(App and web page records)
= Beginning of Section =

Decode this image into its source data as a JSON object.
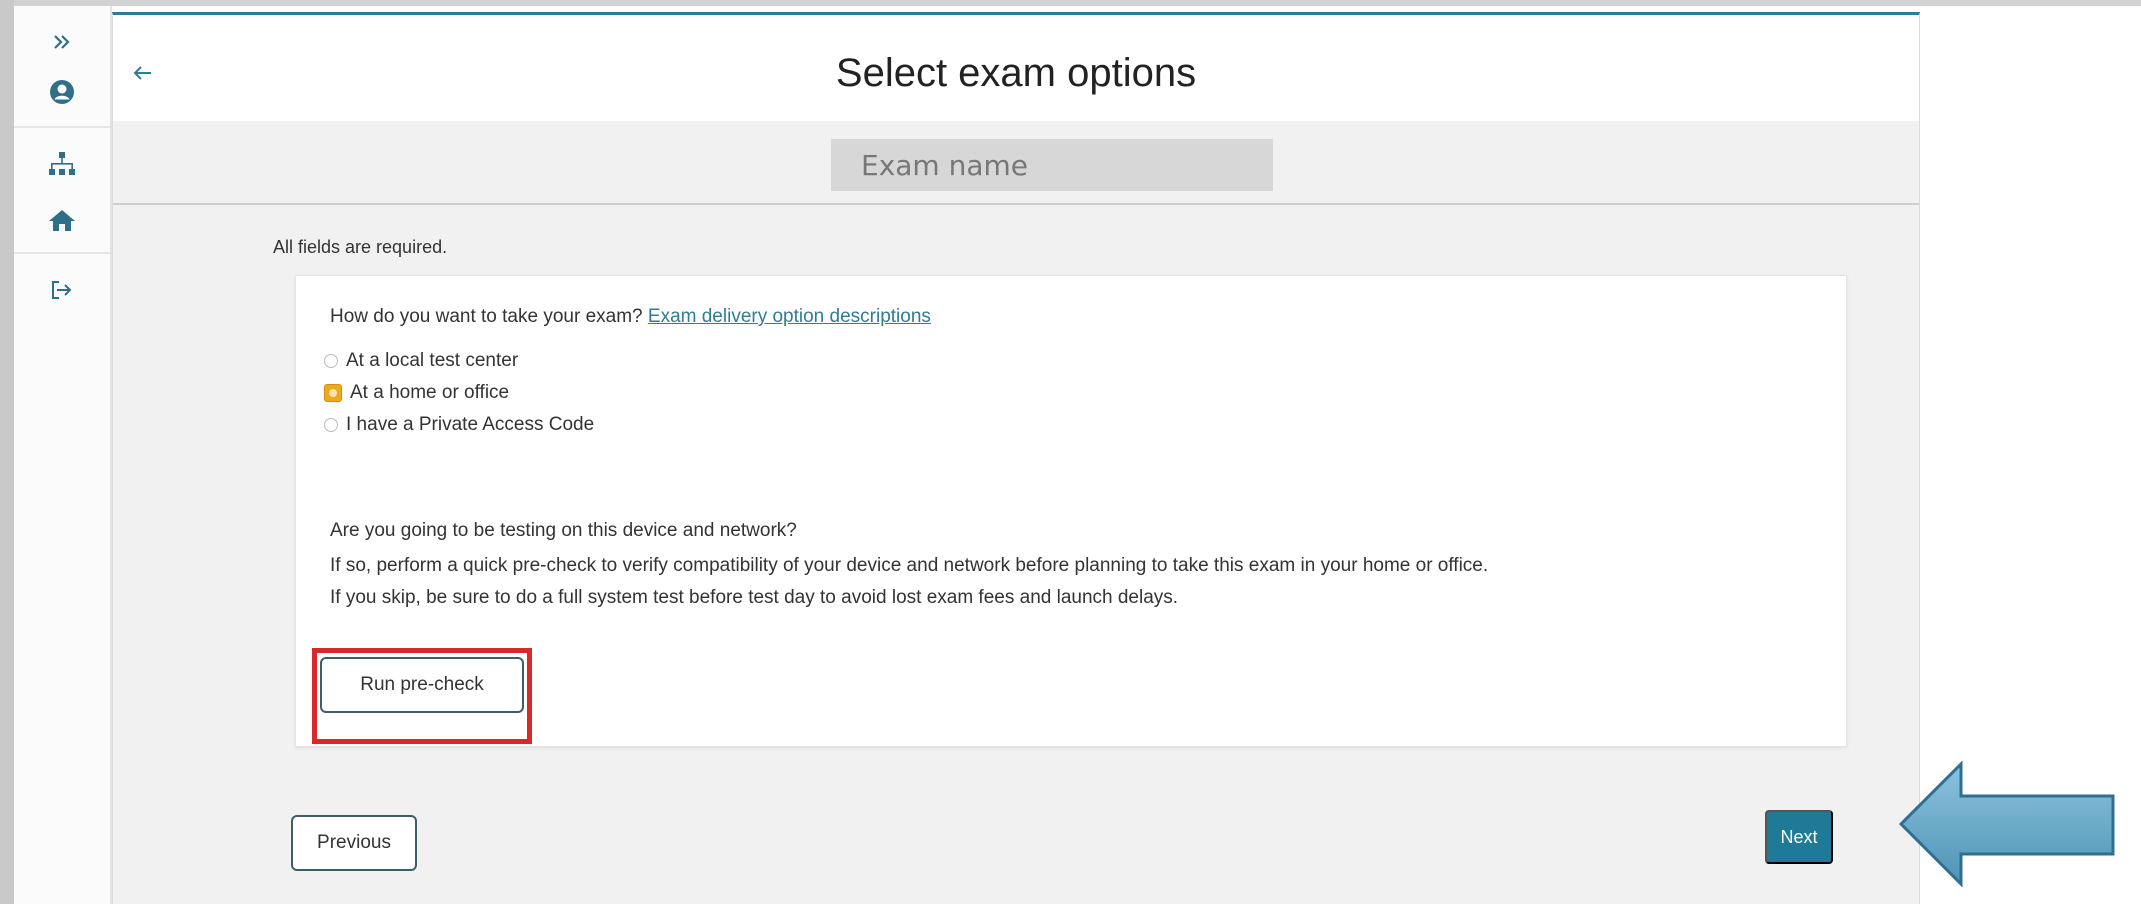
{
  "header": {
    "title": "Select exam options",
    "exam_name": "Exam name"
  },
  "sidebar": {
    "items": [
      {
        "icon": "double-chevron-right-icon"
      },
      {
        "icon": "user-icon"
      },
      {
        "icon": "sitemap-icon"
      },
      {
        "icon": "home-icon"
      },
      {
        "icon": "sign-out-icon"
      }
    ]
  },
  "form": {
    "required_note": "All fields are required.",
    "question1": "How do you want to take your exam?",
    "delivery_link": "Exam delivery option descriptions",
    "options": [
      {
        "label": "At a local test center",
        "selected": false
      },
      {
        "label": "At a home or office",
        "selected": true
      },
      {
        "label": "I have a Private Access Code",
        "selected": false
      }
    ],
    "question2": "Are you going to be testing on this device and network?",
    "info_line1": "If so, perform a quick pre-check to verify compatibility of your device and network before planning to take this exam in your home or office.",
    "info_line2": "If you skip, be sure to do a full system test before test day to avoid lost exam fees and launch delays.",
    "precheck_button": "Run pre-check"
  },
  "footer": {
    "previous_button": "Previous",
    "next_button": "Next"
  },
  "colors": {
    "accent": "#2f7c95",
    "next_bg": "#1e7a96",
    "selected_radio": "#f0a81f",
    "highlight_border": "#d8282a",
    "callout_arrow": "#66a8c9"
  }
}
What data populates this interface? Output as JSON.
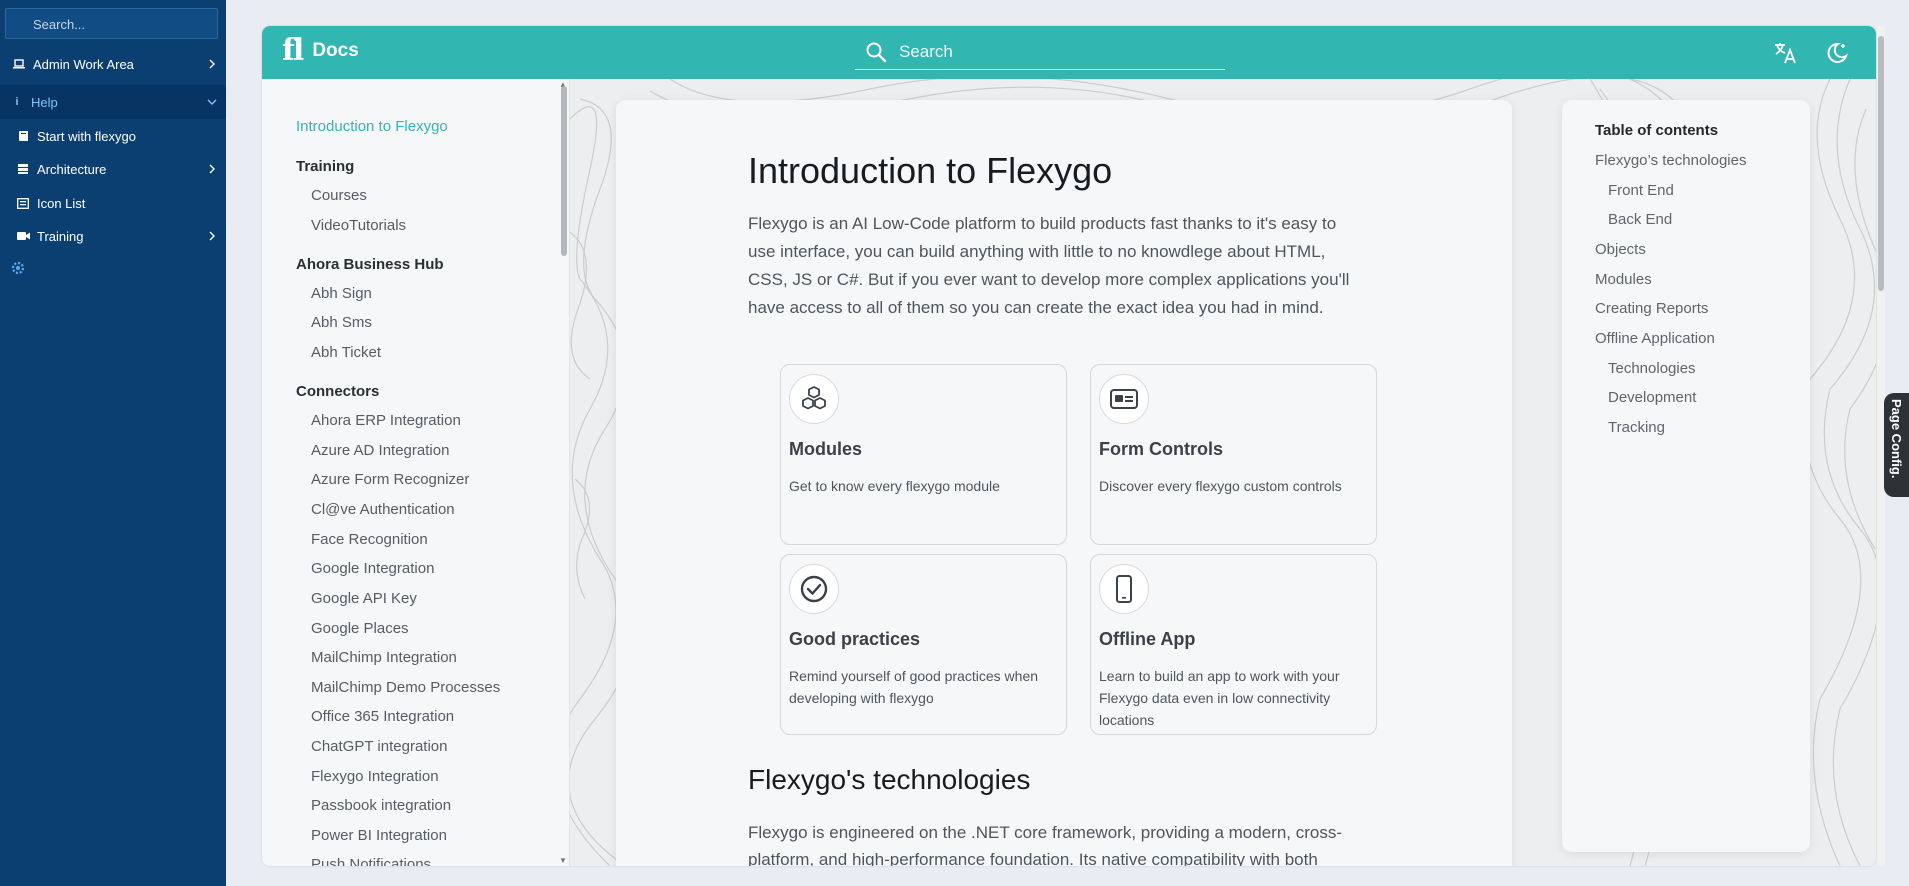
{
  "app_sidebar": {
    "search_placeholder": "Search...",
    "items": [
      {
        "label": "Admin Work Area",
        "icon": "laptop-icon",
        "indent": false
      },
      {
        "label": "Help",
        "icon": "info-icon",
        "indent": false
      },
      {
        "label": "Start with flexygo",
        "icon": "book-icon",
        "indent": true
      },
      {
        "label": "Architecture",
        "icon": "layers-icon",
        "indent": true
      },
      {
        "label": "Icon List",
        "icon": "list-icon",
        "indent": true
      },
      {
        "label": "Training",
        "icon": "video-icon",
        "indent": true
      }
    ]
  },
  "topbar": {
    "logo_mark": "fl",
    "brand": "Docs",
    "search_placeholder": "Search",
    "accent_color": "#31b6b1"
  },
  "docs_nav": {
    "active": "Introduction to Flexygo",
    "sections": [
      {
        "heading": "Training",
        "links": [
          "Courses",
          "VideoTutorials"
        ]
      },
      {
        "heading": "Ahora Business Hub",
        "links": [
          "Abh Sign",
          "Abh Sms",
          "Abh Ticket"
        ]
      },
      {
        "heading": "Connectors",
        "links": [
          "Ahora ERP Integration",
          "Azure AD Integration",
          "Azure Form Recognizer",
          "Cl@ve Authentication",
          "Face Recognition",
          "Google Integration",
          "Google API Key",
          "Google Places",
          "MailChimp Integration",
          "MailChimp Demo Processes",
          "Office 365 Integration",
          "ChatGPT integration",
          "Flexygo Integration",
          "Passbook integration",
          "Power BI Integration",
          "Push Notifications"
        ]
      }
    ]
  },
  "article": {
    "title": "Introduction to Flexygo",
    "intro": "Flexygo is an AI Low-Code platform to build products fast thanks to it's easy to use interface, you can build anything with little to no knowdlege about HTML, CSS, JS or C#. But if you ever want to develop more complex applications you'll have access to all of them so you can create the exact idea you had in mind.",
    "cards": [
      {
        "title": "Modules",
        "desc": "Get to know every flexygo module",
        "icon": "cubes-icon"
      },
      {
        "title": "Form Controls",
        "desc": "Discover every flexygo custom controls",
        "icon": "id-card-icon"
      },
      {
        "title": "Good practices",
        "desc": "Remind yourself of good practices when developing with flexygo",
        "icon": "check-circle-icon"
      },
      {
        "title": "Offline App",
        "desc": "Learn to build an app to work with your Flexygo data even in low connectivity locations",
        "icon": "mobile-icon"
      }
    ],
    "section_title": "Flexygo's technologies",
    "section_text": "Flexygo is engineered on the .NET core framework, providing a modern, cross-platform, and high-performance foundation. Its native compatibility with both"
  },
  "toc": {
    "heading": "Table of contents",
    "items": [
      {
        "label": "Flexygo’s technologies",
        "level": 1
      },
      {
        "label": "Front End",
        "level": 2
      },
      {
        "label": "Back End",
        "level": 2
      },
      {
        "label": "Objects",
        "level": 1
      },
      {
        "label": "Modules",
        "level": 1
      },
      {
        "label": "Creating Reports",
        "level": 1
      },
      {
        "label": "Offline Application",
        "level": 1
      },
      {
        "label": "Technologies",
        "level": 2
      },
      {
        "label": "Development",
        "level": 2
      },
      {
        "label": "Tracking",
        "level": 2
      }
    ]
  },
  "page_config": {
    "label": "Page Config."
  }
}
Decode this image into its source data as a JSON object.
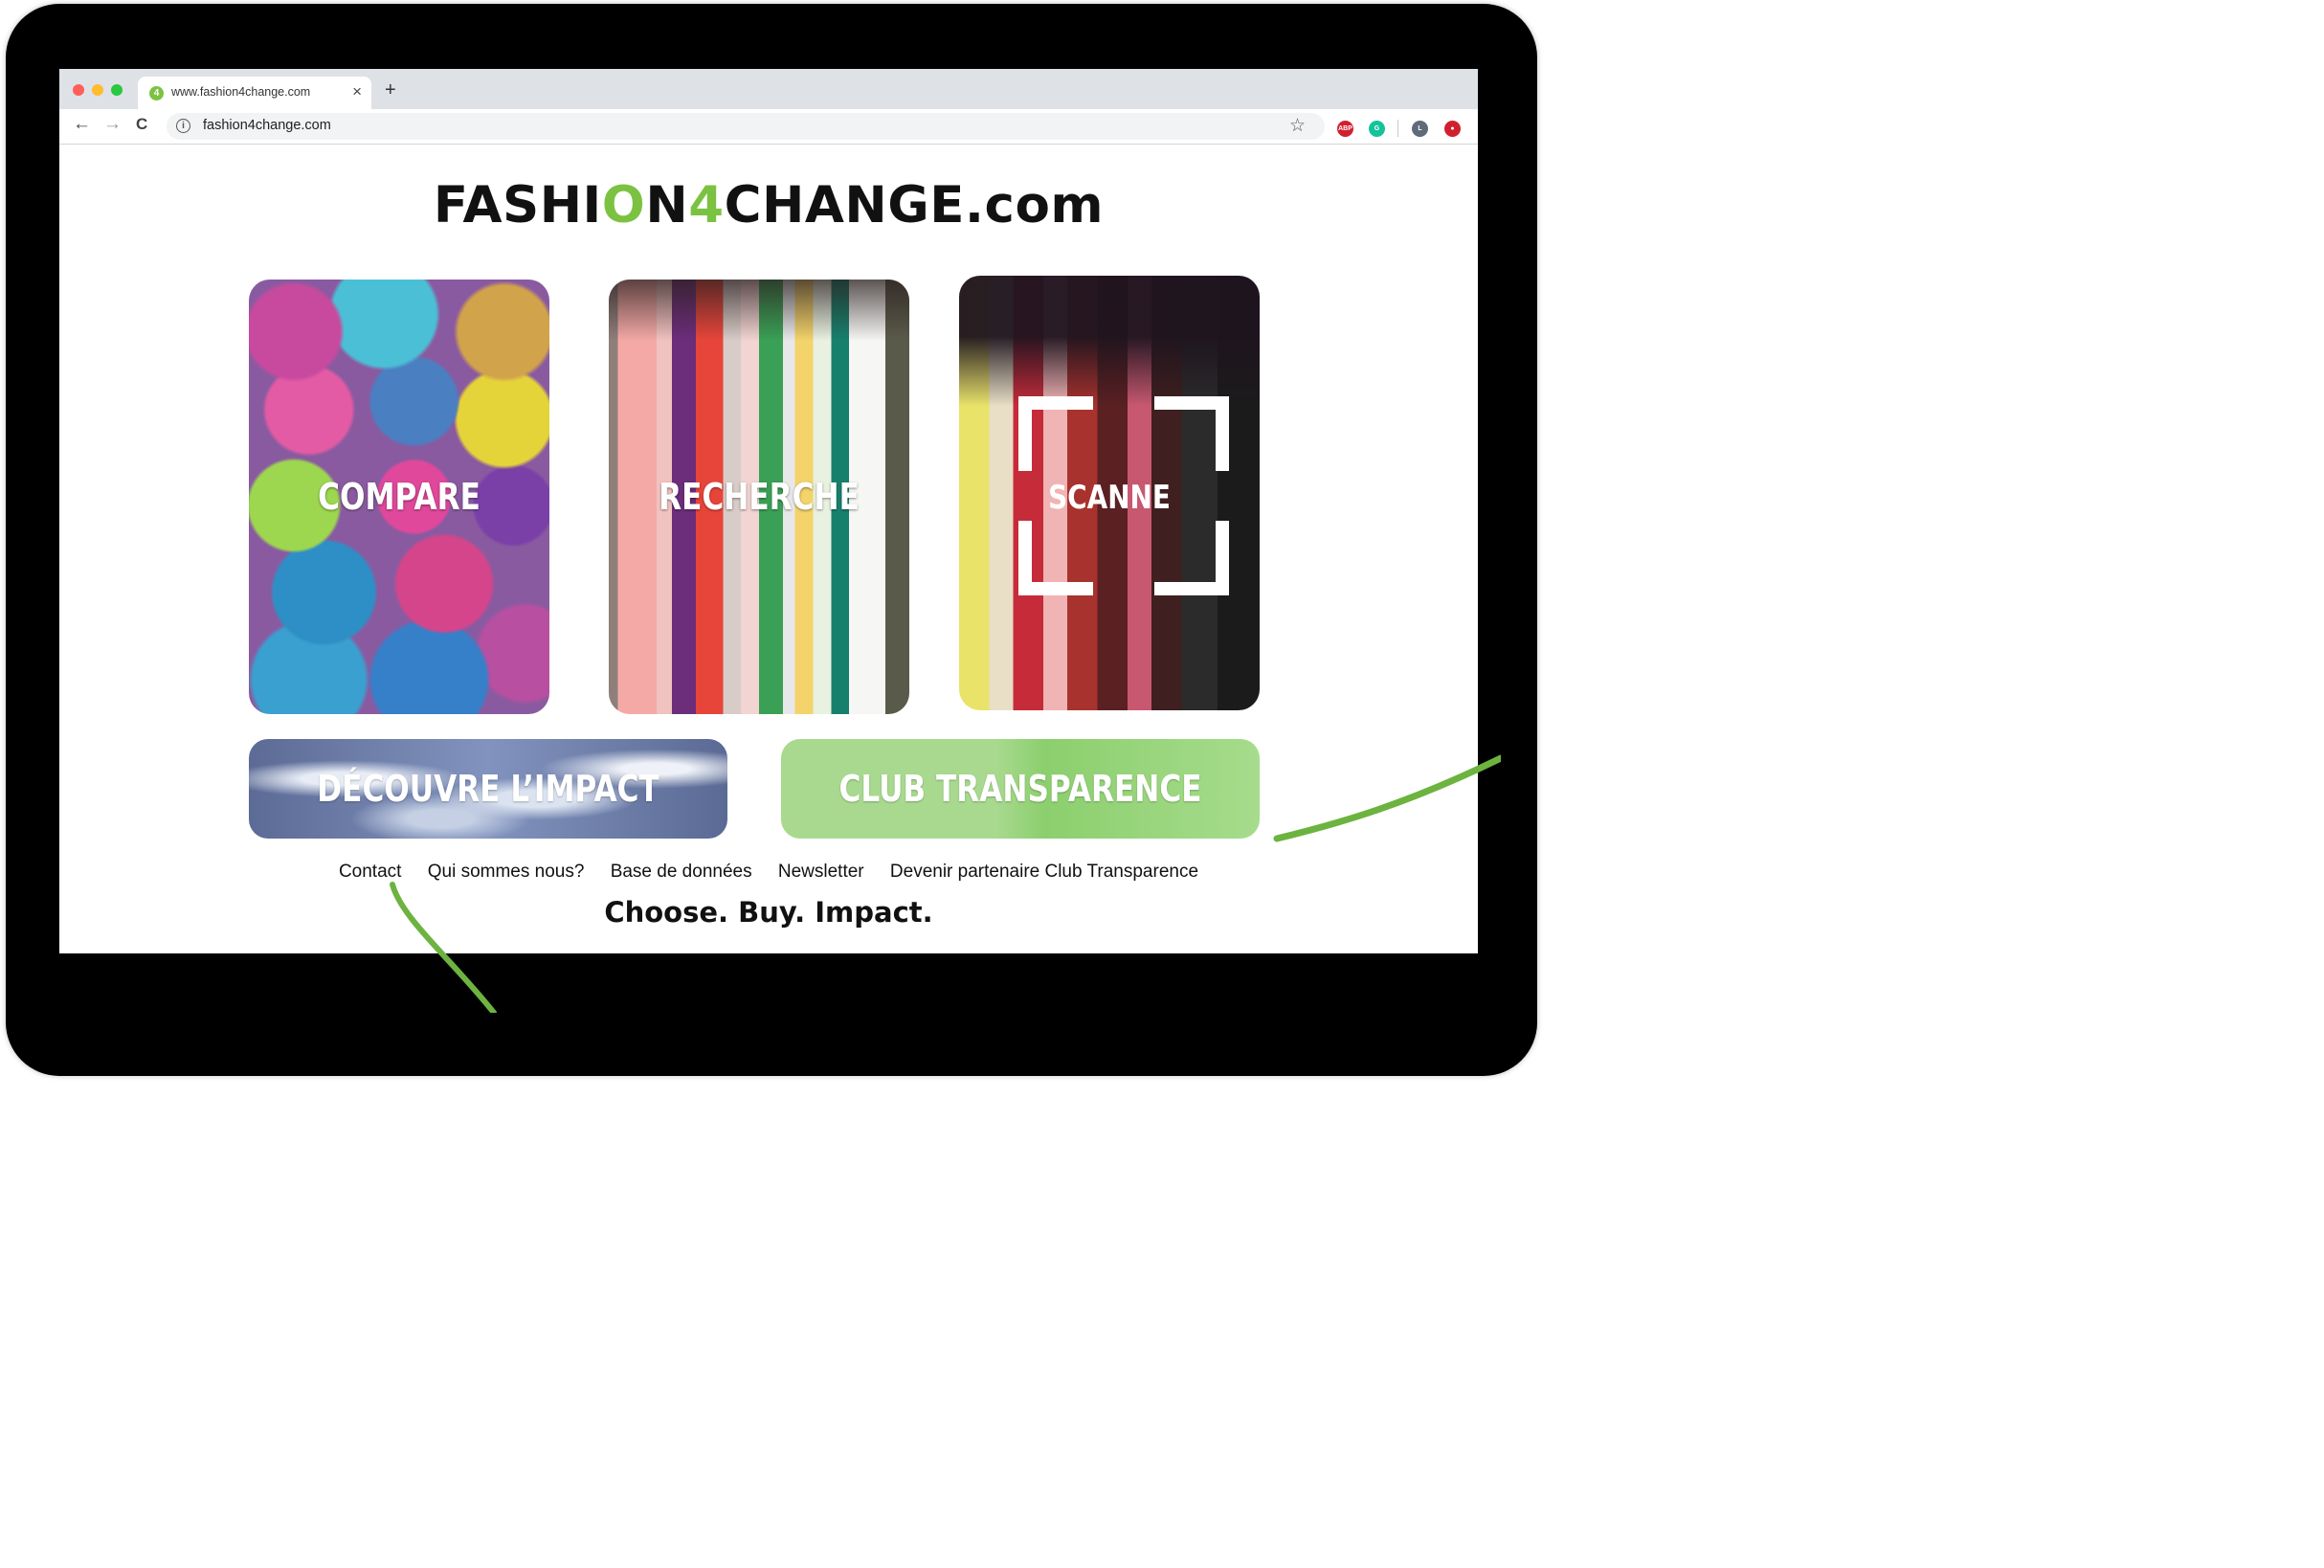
{
  "browser": {
    "tab_title": "www.fashion4change.com",
    "tab_favicon": "4",
    "close_glyph": "×",
    "new_tab_glyph": "+",
    "back_glyph": "←",
    "forward_glyph": "→",
    "reload_glyph": "C",
    "info_glyph": "i",
    "url": "fashion4change.com",
    "star_glyph": "☆",
    "extensions": [
      {
        "name": "adblock-plus-icon",
        "label": "ABP",
        "color": "#d0202e"
      },
      {
        "name": "grammarly-icon",
        "label": "G",
        "color": "#15c39a"
      },
      {
        "name": "profile-avatar-icon",
        "label": "L",
        "color": "#5f6b7a"
      },
      {
        "name": "lastpass-icon",
        "label": "●",
        "color": "#d0202e"
      }
    ]
  },
  "header": {
    "logo_part1": "FASHI",
    "logo_o": "O",
    "logo_part2": "N",
    "logo_four": "4",
    "logo_part3": "CHANGE.com"
  },
  "cards": {
    "compare": "COMPARE",
    "recherche": "RECHERCHE",
    "scanne": "SCANNE",
    "decouvre": "DÉCOUVRE L’IMPACT",
    "club": "CLUB TRANSPARENCE"
  },
  "footer": {
    "links": [
      "Contact",
      "Qui sommes nous?",
      "Base de données",
      "Newsletter",
      "Devenir partenaire Club Transparence"
    ],
    "tagline": "Choose. Buy. Impact."
  },
  "colors": {
    "brand_green": "#7cc242",
    "annotation_green": "#6cb33f"
  }
}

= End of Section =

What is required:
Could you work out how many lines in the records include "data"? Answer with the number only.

Task output:
4